→ ASSIGNED TASK: Beneath this sentence is a set of records; write each of them out exactly.

*** Opening DATA TO EXAMINE ***

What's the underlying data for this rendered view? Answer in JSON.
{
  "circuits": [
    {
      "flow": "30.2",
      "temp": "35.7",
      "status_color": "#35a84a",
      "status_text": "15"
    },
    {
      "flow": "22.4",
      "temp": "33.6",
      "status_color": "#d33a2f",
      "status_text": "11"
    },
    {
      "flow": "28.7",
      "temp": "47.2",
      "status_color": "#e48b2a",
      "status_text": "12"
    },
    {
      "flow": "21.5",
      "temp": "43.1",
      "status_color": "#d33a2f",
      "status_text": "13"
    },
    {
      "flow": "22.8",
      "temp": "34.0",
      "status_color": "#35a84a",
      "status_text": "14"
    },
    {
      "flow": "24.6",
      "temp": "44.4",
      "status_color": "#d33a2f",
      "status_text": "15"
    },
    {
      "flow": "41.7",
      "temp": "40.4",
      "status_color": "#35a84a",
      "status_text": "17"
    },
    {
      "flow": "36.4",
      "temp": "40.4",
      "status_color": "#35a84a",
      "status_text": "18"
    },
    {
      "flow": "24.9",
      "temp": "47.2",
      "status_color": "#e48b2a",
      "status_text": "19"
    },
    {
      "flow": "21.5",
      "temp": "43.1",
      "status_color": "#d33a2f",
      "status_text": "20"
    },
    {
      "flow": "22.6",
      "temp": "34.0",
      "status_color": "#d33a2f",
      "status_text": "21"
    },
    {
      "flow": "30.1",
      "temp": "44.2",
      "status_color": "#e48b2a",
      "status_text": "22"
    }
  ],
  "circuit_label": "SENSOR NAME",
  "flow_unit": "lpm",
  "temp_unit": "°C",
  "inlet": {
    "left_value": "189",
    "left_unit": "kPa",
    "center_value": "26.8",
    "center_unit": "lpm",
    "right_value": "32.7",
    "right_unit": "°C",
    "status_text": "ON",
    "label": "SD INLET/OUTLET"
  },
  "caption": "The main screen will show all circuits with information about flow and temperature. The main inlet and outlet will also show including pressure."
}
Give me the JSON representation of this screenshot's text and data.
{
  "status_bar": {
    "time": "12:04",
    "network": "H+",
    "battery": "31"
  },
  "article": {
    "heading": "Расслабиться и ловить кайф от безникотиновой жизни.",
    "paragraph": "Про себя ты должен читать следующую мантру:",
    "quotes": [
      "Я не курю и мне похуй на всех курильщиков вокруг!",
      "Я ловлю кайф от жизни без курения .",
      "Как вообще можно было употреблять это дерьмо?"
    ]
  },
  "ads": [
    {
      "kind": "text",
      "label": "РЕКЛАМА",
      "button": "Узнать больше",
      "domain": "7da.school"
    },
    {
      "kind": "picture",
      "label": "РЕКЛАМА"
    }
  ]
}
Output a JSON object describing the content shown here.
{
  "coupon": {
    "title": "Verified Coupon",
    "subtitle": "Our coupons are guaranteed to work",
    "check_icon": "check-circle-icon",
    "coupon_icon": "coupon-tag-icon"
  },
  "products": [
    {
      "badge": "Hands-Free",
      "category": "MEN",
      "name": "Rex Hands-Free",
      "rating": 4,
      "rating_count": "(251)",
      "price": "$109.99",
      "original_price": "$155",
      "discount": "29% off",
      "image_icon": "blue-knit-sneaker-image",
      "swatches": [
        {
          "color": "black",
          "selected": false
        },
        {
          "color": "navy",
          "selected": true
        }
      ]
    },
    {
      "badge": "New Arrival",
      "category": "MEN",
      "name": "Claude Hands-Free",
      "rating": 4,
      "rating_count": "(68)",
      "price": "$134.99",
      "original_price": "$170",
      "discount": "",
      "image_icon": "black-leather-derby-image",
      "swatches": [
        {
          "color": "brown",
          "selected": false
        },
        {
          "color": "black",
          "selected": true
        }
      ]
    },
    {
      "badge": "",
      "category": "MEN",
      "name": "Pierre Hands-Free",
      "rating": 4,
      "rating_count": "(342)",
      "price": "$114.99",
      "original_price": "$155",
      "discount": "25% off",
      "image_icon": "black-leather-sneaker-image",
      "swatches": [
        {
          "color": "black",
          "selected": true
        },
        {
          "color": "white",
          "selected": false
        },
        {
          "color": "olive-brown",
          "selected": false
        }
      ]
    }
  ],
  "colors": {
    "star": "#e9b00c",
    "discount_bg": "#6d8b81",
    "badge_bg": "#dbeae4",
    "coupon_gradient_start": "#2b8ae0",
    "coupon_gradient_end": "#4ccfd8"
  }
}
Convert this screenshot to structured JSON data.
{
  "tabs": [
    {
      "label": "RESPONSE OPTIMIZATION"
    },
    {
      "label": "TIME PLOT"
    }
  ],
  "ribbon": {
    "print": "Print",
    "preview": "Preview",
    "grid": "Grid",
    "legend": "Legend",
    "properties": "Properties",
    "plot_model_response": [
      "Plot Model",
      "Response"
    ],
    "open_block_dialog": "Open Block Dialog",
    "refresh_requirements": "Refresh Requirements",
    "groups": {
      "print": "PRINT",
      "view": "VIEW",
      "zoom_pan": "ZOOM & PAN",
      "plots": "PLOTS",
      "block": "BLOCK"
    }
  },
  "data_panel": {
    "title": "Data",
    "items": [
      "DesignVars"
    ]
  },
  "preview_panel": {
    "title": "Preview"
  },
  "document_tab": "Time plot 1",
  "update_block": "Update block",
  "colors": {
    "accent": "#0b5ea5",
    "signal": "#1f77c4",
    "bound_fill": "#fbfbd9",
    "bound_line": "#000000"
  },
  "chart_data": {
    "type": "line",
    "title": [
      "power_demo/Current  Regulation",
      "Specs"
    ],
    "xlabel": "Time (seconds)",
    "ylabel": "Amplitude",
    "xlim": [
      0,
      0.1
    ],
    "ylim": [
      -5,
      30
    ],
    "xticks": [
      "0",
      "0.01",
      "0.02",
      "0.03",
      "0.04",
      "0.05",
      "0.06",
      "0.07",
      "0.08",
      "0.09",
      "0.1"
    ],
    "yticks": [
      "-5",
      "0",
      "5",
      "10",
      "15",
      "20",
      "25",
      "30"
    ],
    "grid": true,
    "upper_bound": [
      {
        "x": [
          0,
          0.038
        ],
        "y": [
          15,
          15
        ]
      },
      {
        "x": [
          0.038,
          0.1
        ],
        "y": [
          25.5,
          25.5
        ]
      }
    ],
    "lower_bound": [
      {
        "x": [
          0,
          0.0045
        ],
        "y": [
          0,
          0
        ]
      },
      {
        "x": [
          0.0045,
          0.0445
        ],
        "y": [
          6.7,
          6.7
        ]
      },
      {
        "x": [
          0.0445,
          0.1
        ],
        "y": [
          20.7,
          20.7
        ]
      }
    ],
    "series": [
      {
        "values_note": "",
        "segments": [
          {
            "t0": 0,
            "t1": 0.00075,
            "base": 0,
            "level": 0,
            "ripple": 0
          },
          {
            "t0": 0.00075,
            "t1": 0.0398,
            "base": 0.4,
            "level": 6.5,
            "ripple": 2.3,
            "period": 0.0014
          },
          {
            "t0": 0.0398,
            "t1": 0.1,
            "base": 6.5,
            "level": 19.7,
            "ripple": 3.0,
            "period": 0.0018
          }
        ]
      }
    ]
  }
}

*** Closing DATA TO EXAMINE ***

→ ANSWER BOX:
What's the underlying data for this rendered view? Answer in JSON.
{
  "circuits": [
    {
      "flow": "30.2",
      "temp": "35.7",
      "status_color": "#35a84a",
      "status_text": "15"
    },
    {
      "flow": "22.4",
      "temp": "33.6",
      "status_color": "#d33a2f",
      "status_text": "11"
    },
    {
      "flow": "28.7",
      "temp": "47.2",
      "status_color": "#e48b2a",
      "status_text": "12"
    },
    {
      "flow": "21.5",
      "temp": "43.1",
      "status_color": "#d33a2f",
      "status_text": "13"
    },
    {
      "flow": "22.8",
      "temp": "34.0",
      "status_color": "#35a84a",
      "status_text": "14"
    },
    {
      "flow": "24.6",
      "temp": "44.4",
      "status_color": "#d33a2f",
      "status_text": "15"
    },
    {
      "flow": "41.7",
      "temp": "40.4",
      "status_color": "#35a84a",
      "status_text": "17"
    },
    {
      "flow": "36.4",
      "temp": "40.4",
      "status_color": "#35a84a",
      "status_text": "18"
    },
    {
      "flow": "24.9",
      "temp": "47.2",
      "status_color": "#e48b2a",
      "status_text": "19"
    },
    {
      "flow": "21.5",
      "temp": "43.1",
      "status_color": "#d33a2f",
      "status_text": "20"
    },
    {
      "flow": "22.6",
      "temp": "34.0",
      "status_color": "#d33a2f",
      "status_text": "21"
    },
    {
      "flow": "30.1",
      "temp": "44.2",
      "status_color": "#e48b2a",
      "status_text": "22"
    }
  ],
  "circuit_label": "SENSOR NAME",
  "flow_unit": "lpm",
  "temp_unit": "°C",
  "inlet": {
    "left_value": "189",
    "left_unit": "kPa",
    "center_value": "26.8",
    "center_unit": "lpm",
    "right_value": "32.7",
    "right_unit": "°C",
    "status_text": "ON",
    "label": "SD INLET/OUTLET"
  },
  "caption": "The main screen will show all circuits with information about flow and temperature. The main inlet and outlet will also show including pressure."
}
Give me the JSON representation of this screenshot's text and data.
{
  "status_bar": {
    "time": "12:04",
    "network": "H+",
    "battery": "31"
  },
  "article": {
    "heading": "Расслабиться и ловить кайф от безникотиновой жизни.",
    "paragraph": "Про себя ты должен читать следующую мантру:",
    "quotes": [
      "Я не курю и мне похуй на всех курильщиков вокруг!",
      "Я ловлю кайф от жизни без курения .",
      "Как вообще можно было употреблять это дерьмо?"
    ]
  },
  "ads": [
    {
      "kind": "text",
      "label": "РЕКЛАМА",
      "button": "Узнать больше",
      "domain": "7da.school"
    },
    {
      "kind": "picture",
      "label": "РЕКЛАМА"
    }
  ]
}
Output a JSON object describing the content shown here.
{
  "coupon": {
    "title": "Verified Coupon",
    "subtitle": "Our coupons are guaranteed to work",
    "check_icon": "check-circle-icon",
    "coupon_icon": "coupon-tag-icon"
  },
  "products": [
    {
      "badge": "Hands-Free",
      "category": "MEN",
      "name": "Rex Hands-Free",
      "rating": 4,
      "rating_count": "(251)",
      "price": "$109.99",
      "original_price": "$155",
      "discount": "29% off",
      "image_icon": "blue-knit-sneaker-image",
      "swatches": [
        {
          "color": "black",
          "selected": false
        },
        {
          "color": "navy",
          "selected": true
        }
      ]
    },
    {
      "badge": "New Arrival",
      "category": "MEN",
      "name": "Claude Hands-Free",
      "rating": 4,
      "rating_count": "(68)",
      "price": "$134.99",
      "original_price": "$170",
      "discount": "",
      "image_icon": "black-leather-derby-image",
      "swatches": [
        {
          "color": "brown",
          "selected": false
        },
        {
          "color": "black",
          "selected": true
        }
      ]
    },
    {
      "badge": "",
      "category": "MEN",
      "name": "Pierre Hands-Free",
      "rating": 4,
      "rating_count": "(342)",
      "price": "$114.99",
      "original_price": "$155",
      "discount": "25% off",
      "image_icon": "black-leather-sneaker-image",
      "swatches": [
        {
          "color": "black",
          "selected": true
        },
        {
          "color": "white",
          "selected": false
        },
        {
          "color": "olive-brown",
          "selected": false
        }
      ]
    }
  ],
  "colors": {
    "star": "#e9b00c",
    "discount_bg": "#6d8b81",
    "badge_bg": "#dbeae4",
    "coupon_gradient_start": "#2b8ae0",
    "coupon_gradient_end": "#4ccfd8"
  }
}
Convert this screenshot to structured JSON data.
{
  "tabs": [
    {
      "label": "RESPONSE OPTIMIZATION"
    },
    {
      "label": "TIME PLOT"
    }
  ],
  "ribbon": {
    "print": "Print",
    "preview": "Preview",
    "grid": "Grid",
    "legend": "Legend",
    "properties": "Properties",
    "plot_model_response": [
      "Plot Model",
      "Response"
    ],
    "open_block_dialog": "Open Block Dialog",
    "refresh_requirements": "Refresh Requirements",
    "groups": {
      "print": "PRINT",
      "view": "VIEW",
      "zoom_pan": "ZOOM & PAN",
      "plots": "PLOTS",
      "block": "BLOCK"
    }
  },
  "data_panel": {
    "title": "Data",
    "items": [
      "DesignVars"
    ]
  },
  "preview_panel": {
    "title": "Preview"
  },
  "document_tab": "Time plot 1",
  "update_block": "Update block",
  "colors": {
    "accent": "#0b5ea5",
    "signal": "#1f77c4",
    "bound_fill": "#fbfbd9",
    "bound_line": "#000000"
  },
  "chart_data": {
    "type": "line",
    "title": [
      "power_demo/Current  Regulation",
      "Specs"
    ],
    "xlabel": "Time (seconds)",
    "ylabel": "Amplitude",
    "xlim": [
      0,
      0.1
    ],
    "ylim": [
      -5,
      30
    ],
    "xticks": [
      "0",
      "0.01",
      "0.02",
      "0.03",
      "0.04",
      "0.05",
      "0.06",
      "0.07",
      "0.08",
      "0.09",
      "0.1"
    ],
    "yticks": [
      "-5",
      "0",
      "5",
      "10",
      "15",
      "20",
      "25",
      "30"
    ],
    "grid": true,
    "upper_bound": [
      {
        "x": [
          0,
          0.038
        ],
        "y": [
          15,
          15
        ]
      },
      {
        "x": [
          0.038,
          0.1
        ],
        "y": [
          25.5,
          25.5
        ]
      }
    ],
    "lower_bound": [
      {
        "x": [
          0,
          0.0045
        ],
        "y": [
          0,
          0
        ]
      },
      {
        "x": [
          0.0045,
          0.0445
        ],
        "y": [
          6.7,
          6.7
        ]
      },
      {
        "x": [
          0.0445,
          0.1
        ],
        "y": [
          20.7,
          20.7
        ]
      }
    ],
    "series": [
      {
        "values_note": "",
        "segments": [
          {
            "t0": 0,
            "t1": 0.00075,
            "base": 0,
            "level": 0,
            "ripple": 0
          },
          {
            "t0": 0.00075,
            "t1": 0.0398,
            "base": 0.4,
            "level": 6.5,
            "ripple": 2.3,
            "period": 0.0014
          },
          {
            "t0": 0.0398,
            "t1": 0.1,
            "base": 6.5,
            "level": 19.7,
            "ripple": 3.0,
            "period": 0.0018
          }
        ]
      }
    ]
  }
}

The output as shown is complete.